Three hours later his wife came in unaware of what had happened. The church, however, knew and was shaken with fear by what had taken place. I imagine they were in suspense as to how her conversation with Peter would go! Peter asked her if the amount of money that Ananias submitted was the entire cost of the land. She said that it was. She lied and she died, just like her husband.

Since she suffered the same fate as her husband, we tend to overlook this crucial statement that Peter made to her just before she died: “How could you have agreed to lie to the Holy Spirit?”

Why is that statement crucial? Because Peter, obviously speaking in the power of the Holy Spirit, was making an amazing declaration by his question. He was saying, “Why in the world didn’t you disagree with your husband and refuse to go along with his plan?” Not only would it have been right for her to step out of line and refuse to agree with her husband, she was judged for choosing not to do it!

I know many Christians who would have praised her for choosing to stay in line and let her husband call the shots come what may. But the apostle Peter didn’t share that sentiment; he asked the melancholy and rhetorical question,“How COULD you…?”

Without doubt, the Holy Spirit agreed with Peter’s conclusion rather than Sapphira’s decision because, when Peter then pronounced judgment on her, it was the last thing that she heard in this world.

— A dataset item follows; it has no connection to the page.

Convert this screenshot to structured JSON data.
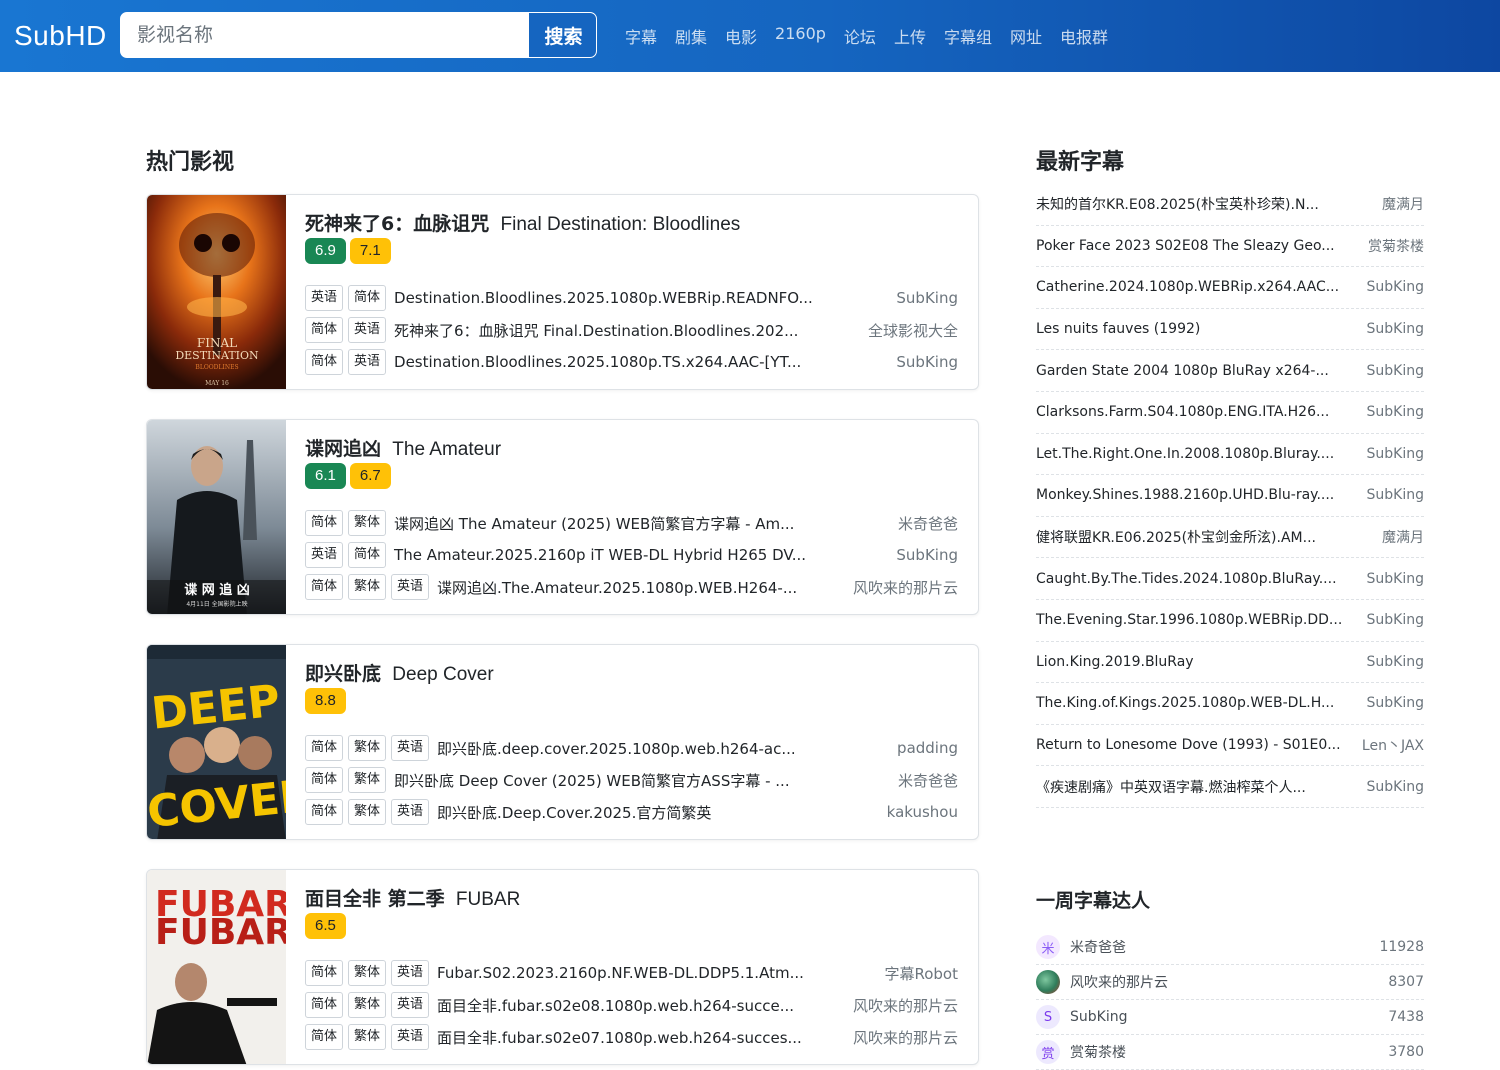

At the beginning of this article, we asked the important question … “Is it ever right in God’s eyes for Christians to step out of line and violate the established order of things … even without permission? In other words, does God ever honor it when we take unilateral actions that may even run counter to the wishes of those in authority over us?”

Using the methodology of Jesus, we have (A) examined the Scriptures (although not exhaustively, due to the necessity to be brief in this article) and (B) prayerfully determined what our conclusion is based on what we have studied.

Our conclusion is: Yes, there are clearly times (even if they are exceedingly rare) in which it is right in God’s eyes for believers to step out of line and violate the established order of things … even without receiving prior permission from those in authority over us. In fact, there are even times when it is a sin to NOT step out of line when we are being asked by someone with authority in our lives to agree to a course of action that is ungodly.

Obviously, we need to place this truth in the context of the other truths in the Bible. For example, we know for a fact that God created spiritual authority and is pleased when we submit to those in authority over us, even when we would personally prefer to act otherwise.

And yet Jonathan teaches us that there are certain situations in which God will not only endorse our decision to take action, but will join us in it. The violent earthquakes from God which “finished the job” that Jonathan started are certainly proof of that!

And there are certain situations in which we are dishonoring God if we do NOT stand up to people who are choosing to sin, even if they are in authority over us.

All that remains is to apply the principles we have learned. Here are a few concrete applications:

  1. We each really need to study the Scriptures to receive more light on this subject.
  2. We must understand every aspect of spiritual authority found in Scripture so that we can base our actions on God’s will rather than our own preferences.
  3. We need to prayerfully discern situations in which the Lord may be calling us to take some unexpected action.
  4. It is necessary for all Christians to walk in fellowship with the Holy Spirit so that we will be sensitive to His voice and able to take whatever action pleases Him.
  5. It is sometimes pleasing to God when we (knowing God’s over-all will on a matter) take voluntary action that furthers God’s purposes without waiting to hear a voice from on high tell us to do so. If God sees that our heart is right and we are trying to accomplish His purposes, He will often join the battle personally and bring a great victory.

May the Lord give you insight and understanding as you ponder these things, and may He teach you deep and important truths from His Word every day. Remember! Only the Scriptures can make us wise unto salvation! Brothers and sisters, fellow leaders in the Lord’s churches, study the Bible!